“Turn right after 180 meters. Follow the course of the road for six kilometers. Keep left.” These kinds of navigation instructions direct us successfully to our destination. However, many users of today’s navigation systems feel disoriented, having no sense of direction, and blindly trusting the instructions. “It is no surprise”, says Angela Schwering (Institute for Geoinformatics). “These instructions guide us successfully to the destination, but they do not communicate any knowledge of the place.” Although navigation systems have gone through tremendous development, they suffer from fundamental shortcomings: State-of-the art navigation systems still adhere to the principles of turn-by-turn navigation. At each decision point, users receive the next turn instruction guiding them towards the destination. The user has no orientation and no overview of the surrounding environment. Schwering argues that turn-by-turn navigation is cognitively inadequate: When humans perform wayfinding, they do not execute instructions sequentially one after another, but they learn the spatial configuration during wayfinding and build up cognitive maps to orient themselves. Schwering is developing a new wayfinding method to support people in orienting and learning their environment. The European Research Council is funding her project “Wayfinding Through Orientation” with an ERC Starting Researcher Grant for five years with more than 1.3 Mio. Euros.
“Most people would like to understand what they do”, says Angela Schwering. Wayfinding Through Orientation supports the acquisition of spatial knowledge and cognitive mapping for advancing the user’s orientation. Orientation instructions such as “Go towards the city center. Turn left at the supermarket and circumnavigate the city center until you reach the university hospital”, communicate the route using landmarks and information which are more meaningful to the user. This information serves as anchor points for people to build up a mental map of the environment.
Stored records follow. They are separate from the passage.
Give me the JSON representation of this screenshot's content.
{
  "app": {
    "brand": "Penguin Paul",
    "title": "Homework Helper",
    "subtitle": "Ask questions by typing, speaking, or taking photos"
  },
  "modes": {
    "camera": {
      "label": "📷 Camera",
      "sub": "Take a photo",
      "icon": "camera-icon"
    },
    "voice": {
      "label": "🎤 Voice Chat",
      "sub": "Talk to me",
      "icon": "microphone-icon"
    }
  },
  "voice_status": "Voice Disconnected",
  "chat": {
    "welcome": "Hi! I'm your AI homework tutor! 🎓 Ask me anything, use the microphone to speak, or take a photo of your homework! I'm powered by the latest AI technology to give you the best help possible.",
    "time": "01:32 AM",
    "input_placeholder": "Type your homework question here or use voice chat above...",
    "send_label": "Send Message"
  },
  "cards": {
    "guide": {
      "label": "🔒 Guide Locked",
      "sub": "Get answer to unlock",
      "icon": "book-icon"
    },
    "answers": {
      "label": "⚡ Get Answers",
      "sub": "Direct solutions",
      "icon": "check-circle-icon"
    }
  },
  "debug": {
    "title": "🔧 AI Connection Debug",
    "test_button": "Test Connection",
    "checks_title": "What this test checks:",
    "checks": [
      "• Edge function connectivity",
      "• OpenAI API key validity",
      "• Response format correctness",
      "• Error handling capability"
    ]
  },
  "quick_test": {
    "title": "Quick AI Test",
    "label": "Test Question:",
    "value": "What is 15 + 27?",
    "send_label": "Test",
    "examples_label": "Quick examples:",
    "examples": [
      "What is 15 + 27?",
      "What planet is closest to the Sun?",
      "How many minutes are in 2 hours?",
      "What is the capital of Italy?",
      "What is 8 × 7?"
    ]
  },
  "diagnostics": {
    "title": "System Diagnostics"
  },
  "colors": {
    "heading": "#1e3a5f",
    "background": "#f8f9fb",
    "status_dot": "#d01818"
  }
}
The new navigation system shows a simplified and schematized map of the environment to highlight relevant information. “The project will be carried out in three steps”, explains Angela Schwering. “First, we will collect wayfinding instructions given by humans to empirically analyze what kind of information induces orientation in humans. Afterwards, we develop computational approaches to generate and visualize orientation information automatically. Orientation information is different to spatial data stored in geographic information systems, because it does not have a consistent level of generalization, it is schematized and it refers to vernacular, vague places not included in traditional maps. At the end, we evaluate Wayfinding Through Orientation by determining its effect on peoples’ ability to solve wayfinding tasks that require orientation and cognitive mapping.”